Free of charge

Why not tickets? Because not paying is a huge incentive for people of modest means to get rid of their cars and ride buses, trams, and trains. In addition, free transportation will surely increase the ridership of buses, trams and trains – and decrease air pollution.

In addition, free transport would be an open invitation of intelligent and responsible governments to their people to think about the virtues of public service for the protection of public health and the environment.

This pedagogy will surely have a beneficial impact in an age when high officials like president Trump, shamelessly and irresponsibly, is denying climate change.

Governments that provide such science and climate change-based services would be in a position to convert extra highways to wildlife sanctuaries for the revival of disappearing birds, insects, and wildlife.

The polluter pays

Where would the money for this giant transformation come from?  Companies that have profited for decades from our polluting means of transport should have to pay most of the costs.

General Motors, Philips Petroleum, Firestone Tire and Rubber Company, Muck Trucks, Standard Oil of California conspired to destroy public transit in order to sell their petroleum-powered cars, buses and trucks. They formed National City Lines to do the dirty work. The dismantling of public transport in several large American cities took place mostly from the 1930s to the 1950s. The last streetcar of Los Angeles, which belonged to Pacific Electric, came to an end on April 9, 1961.

Airlines, petroleum  corporations, General Motors, other car and truck manufacturers, commercial televisions, and other car advertisers should be taxed for a more liveable future.

Taxes should increase on those (companies and individuals) who continue with polluting means of transport.

However, climate change is coming with such speed and ferocity that a state like California should have the integrity and responsibility in admitting the truth and order, in the next ten years, the banning of fossil fuels and the transition of all of its buses and trains to non-polluting alternatives.

Such momentum should suffice for the metamorphosis of a fossil fuel economy and transportation to one powered largely by the Sun and wind.

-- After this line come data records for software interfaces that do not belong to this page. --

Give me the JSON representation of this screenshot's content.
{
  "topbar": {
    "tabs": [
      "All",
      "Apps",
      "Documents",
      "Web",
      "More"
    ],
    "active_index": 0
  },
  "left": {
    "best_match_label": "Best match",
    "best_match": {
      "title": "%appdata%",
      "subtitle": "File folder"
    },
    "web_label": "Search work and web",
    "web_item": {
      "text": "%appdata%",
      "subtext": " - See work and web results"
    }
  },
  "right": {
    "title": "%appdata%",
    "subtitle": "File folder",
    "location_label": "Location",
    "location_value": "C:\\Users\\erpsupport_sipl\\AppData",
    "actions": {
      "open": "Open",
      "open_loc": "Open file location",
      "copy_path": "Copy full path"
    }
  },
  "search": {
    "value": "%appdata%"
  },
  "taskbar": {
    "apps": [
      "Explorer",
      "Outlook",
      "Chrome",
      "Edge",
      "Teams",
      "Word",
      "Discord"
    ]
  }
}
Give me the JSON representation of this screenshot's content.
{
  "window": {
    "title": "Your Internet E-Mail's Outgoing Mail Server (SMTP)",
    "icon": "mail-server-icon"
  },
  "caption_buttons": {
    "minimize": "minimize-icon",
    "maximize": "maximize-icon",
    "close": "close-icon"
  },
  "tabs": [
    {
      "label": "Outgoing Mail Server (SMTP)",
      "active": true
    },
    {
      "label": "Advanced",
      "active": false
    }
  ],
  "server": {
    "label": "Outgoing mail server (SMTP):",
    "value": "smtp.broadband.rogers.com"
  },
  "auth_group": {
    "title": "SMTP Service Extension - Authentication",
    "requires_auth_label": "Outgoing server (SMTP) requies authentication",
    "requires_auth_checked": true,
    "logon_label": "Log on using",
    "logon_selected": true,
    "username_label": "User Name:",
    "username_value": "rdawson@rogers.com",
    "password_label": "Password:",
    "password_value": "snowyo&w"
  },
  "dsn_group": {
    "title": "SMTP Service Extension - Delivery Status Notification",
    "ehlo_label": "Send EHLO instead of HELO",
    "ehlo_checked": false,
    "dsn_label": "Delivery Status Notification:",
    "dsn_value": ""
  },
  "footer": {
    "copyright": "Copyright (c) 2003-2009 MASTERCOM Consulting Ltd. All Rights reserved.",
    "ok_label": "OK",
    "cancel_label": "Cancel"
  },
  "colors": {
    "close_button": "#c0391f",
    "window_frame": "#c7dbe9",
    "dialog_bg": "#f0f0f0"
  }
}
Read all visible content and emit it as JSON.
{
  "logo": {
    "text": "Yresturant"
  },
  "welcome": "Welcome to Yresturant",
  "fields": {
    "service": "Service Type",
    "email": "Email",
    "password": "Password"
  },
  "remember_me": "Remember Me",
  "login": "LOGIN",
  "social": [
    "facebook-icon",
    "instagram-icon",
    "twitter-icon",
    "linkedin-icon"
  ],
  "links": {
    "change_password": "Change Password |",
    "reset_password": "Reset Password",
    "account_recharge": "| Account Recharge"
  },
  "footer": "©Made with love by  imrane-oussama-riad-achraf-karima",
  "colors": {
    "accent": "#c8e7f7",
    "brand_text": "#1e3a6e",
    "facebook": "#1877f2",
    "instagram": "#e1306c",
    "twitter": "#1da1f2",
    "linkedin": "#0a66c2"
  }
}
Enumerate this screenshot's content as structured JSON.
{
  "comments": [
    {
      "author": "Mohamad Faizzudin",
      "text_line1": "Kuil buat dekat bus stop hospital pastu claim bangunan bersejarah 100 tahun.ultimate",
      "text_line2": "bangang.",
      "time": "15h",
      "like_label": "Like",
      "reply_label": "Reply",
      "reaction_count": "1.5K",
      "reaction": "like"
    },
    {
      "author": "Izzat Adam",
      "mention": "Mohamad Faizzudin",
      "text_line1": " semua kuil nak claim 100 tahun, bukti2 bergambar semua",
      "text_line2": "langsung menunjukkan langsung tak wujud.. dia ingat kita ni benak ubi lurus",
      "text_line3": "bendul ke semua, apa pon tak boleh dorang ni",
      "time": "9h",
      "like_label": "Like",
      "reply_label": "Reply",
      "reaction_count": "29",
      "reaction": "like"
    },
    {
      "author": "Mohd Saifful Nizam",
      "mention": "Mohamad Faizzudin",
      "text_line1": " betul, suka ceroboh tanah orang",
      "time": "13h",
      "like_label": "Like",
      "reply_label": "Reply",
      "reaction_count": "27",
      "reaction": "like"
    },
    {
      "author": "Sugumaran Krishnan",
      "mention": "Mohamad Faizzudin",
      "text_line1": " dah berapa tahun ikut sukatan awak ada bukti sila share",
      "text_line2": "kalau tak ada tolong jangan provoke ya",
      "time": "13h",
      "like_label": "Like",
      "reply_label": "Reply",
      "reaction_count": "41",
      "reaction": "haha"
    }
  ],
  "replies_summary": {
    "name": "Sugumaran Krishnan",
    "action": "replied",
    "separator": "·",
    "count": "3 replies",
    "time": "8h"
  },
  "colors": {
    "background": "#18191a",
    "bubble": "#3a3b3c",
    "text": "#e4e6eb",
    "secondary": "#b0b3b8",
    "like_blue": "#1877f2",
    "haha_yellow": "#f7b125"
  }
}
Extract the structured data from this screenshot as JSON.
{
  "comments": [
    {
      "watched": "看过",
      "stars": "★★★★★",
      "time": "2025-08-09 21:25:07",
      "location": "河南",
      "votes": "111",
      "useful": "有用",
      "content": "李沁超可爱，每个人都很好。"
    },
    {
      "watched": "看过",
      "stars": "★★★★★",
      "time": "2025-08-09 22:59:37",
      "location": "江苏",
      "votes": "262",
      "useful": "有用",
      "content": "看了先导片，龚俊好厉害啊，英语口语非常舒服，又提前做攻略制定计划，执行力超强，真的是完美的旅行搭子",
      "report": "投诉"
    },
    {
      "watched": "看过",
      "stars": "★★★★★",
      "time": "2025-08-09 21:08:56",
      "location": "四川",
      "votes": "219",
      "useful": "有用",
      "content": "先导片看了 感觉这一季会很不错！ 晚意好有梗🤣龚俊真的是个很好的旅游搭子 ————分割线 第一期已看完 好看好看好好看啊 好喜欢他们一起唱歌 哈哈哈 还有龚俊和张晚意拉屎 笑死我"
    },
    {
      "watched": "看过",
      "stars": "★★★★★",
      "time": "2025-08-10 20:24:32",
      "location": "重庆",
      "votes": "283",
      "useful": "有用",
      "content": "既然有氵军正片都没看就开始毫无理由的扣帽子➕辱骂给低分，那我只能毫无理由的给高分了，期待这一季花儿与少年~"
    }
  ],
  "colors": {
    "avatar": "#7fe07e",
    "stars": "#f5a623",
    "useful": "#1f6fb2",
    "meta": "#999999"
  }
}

Solar electricity should run bullet trains, trams and busses. And unless scientists discover a non-polluting fuel for airplanes, petroleum-powered civil and military aircraft must be grounded.

It’s a matter of life and death that such transition takes place in California, the rest of America, and the world.

Evaggelos Vallianatos is a historian and environmental strategist, who worked at the US Environmental Protection Agency for 25 years. He is the author of seven books, including the latest book, The Antikythera Mechanism.